I've come to love the way Hank says "Barry." How did you work on the accent? Is there a Noho Hank version of the Chechen accent?
Carrigan: In terms of research, I did a lot of rabbit hole-ing down the YouTube. That was certainly a huge resource for me. We also had a dialect specialist come in to help me with specific sounds, but for the most part this is also a character who moves to the United States and really wants to acclimate.
That brings me to the name: Noho Hank.
Carrigan: Spoiler: Probably not his real name. Most likely not his Chechen birth name.
Do you imagine "Noho" came because he just loves North Hollywood so much?
Carrigan: Yeah, I think that's exactly what it is. I think he landed there and he was just like, "Oh yeah, oh baby." This is now who I am.
In terms of this character's strange proclivities, was there something that has become part of him that was created on the fly?
Carrigan: Before we shot the pilot, I talked to Bill about the tattoos. And the tattoos were something that I was, like, "Well, now that we have the time to actually think about it, this is actually probably pretty meaningful." You know, obviously there are people, maybe like in Williamsburg, who have tattoos for no reason or whatever -- they're ironic and don't mean anything. But I feel like Hank's tattoos are very meaningful and tell a story. As far as on the fly, that was maybe a little bit more premeditated but certainly a huge thing in terms of informing the character.
Can you tell me some of the story of those tattoos?
Carrigan: A lot of those tattoos are representative of time in prison and time in crime. What you went to prison for, how many years you served, if you served three out of six years -- that's one of the tattoos. One of the tattoos is a scorpion which meant he did time in the hole. Hank has certainly had a hard life, which is kind of not necessarily what his nature would depict.
The show does have this darkness, but Noho Hank comes on the screen and lights it up for a minute.
Carrigan: He lights it up for sure. He's a beaming light.
The scenes with Noho Hank are almost more of the comic relief than the stuff in the acting class. And you would think it would be the opposite.
Carrigan: Leave it to the Chechen crime boss to have a moment where you can relax and laugh for a little bit. But that's what Barry does so well. It totally flips it on its head and makes you kind of question what exactly you're rooting for, and makes you wonder, what is this dynamic? But it's a dynamic that's pulled off so well and it's so largely in tribute to Bill Hader and [co-creator] Alec Berg with such a clear vision, who are able to walk this tightrope tonally which is so different.
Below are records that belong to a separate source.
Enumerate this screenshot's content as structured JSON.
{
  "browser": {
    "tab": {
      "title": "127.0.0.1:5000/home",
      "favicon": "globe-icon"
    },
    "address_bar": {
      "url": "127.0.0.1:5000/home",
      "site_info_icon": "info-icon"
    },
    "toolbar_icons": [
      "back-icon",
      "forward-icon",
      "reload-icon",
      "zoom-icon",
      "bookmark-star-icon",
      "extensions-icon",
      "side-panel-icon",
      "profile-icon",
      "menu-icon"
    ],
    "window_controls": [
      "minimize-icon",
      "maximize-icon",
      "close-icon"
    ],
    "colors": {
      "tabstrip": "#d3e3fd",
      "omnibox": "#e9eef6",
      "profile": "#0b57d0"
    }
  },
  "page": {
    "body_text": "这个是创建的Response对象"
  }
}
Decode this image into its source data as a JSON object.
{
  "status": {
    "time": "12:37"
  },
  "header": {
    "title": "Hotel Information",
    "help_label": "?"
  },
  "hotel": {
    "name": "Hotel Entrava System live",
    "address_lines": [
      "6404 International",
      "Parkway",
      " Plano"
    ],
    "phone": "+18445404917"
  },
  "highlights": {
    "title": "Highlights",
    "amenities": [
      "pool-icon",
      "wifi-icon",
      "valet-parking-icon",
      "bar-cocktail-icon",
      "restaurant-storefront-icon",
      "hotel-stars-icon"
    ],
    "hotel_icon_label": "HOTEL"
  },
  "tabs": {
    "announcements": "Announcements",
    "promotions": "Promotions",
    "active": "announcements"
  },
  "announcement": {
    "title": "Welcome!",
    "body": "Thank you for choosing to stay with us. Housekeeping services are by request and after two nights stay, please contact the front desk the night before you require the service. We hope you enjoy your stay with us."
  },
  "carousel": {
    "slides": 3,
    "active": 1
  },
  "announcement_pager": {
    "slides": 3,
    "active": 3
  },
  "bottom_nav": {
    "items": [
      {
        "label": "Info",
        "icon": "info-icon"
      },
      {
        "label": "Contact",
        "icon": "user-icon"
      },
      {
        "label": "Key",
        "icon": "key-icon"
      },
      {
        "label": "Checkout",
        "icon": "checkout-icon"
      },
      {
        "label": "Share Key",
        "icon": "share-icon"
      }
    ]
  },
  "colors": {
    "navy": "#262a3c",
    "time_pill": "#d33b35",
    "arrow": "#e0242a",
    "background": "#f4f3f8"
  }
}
It seems like Noho Hank just wants to have friends. Barry says to him, you could take the whole mob, and Noho Hank's dreaming about going 50-50 with the Bolivian boss Cristobal.
Carrigan: That's more important to him. It's so funny. As far as a character study, it's really endearing. I feel like a lot of people who are involved in crime are in it for themselves and are in it to make their name and really rise above everyone else. Hank doesn't want to do that, he wants to keep his friends around, he wants that sense of camaraderie. Cream rises to the top but let's make sure you guys are all creamy, too.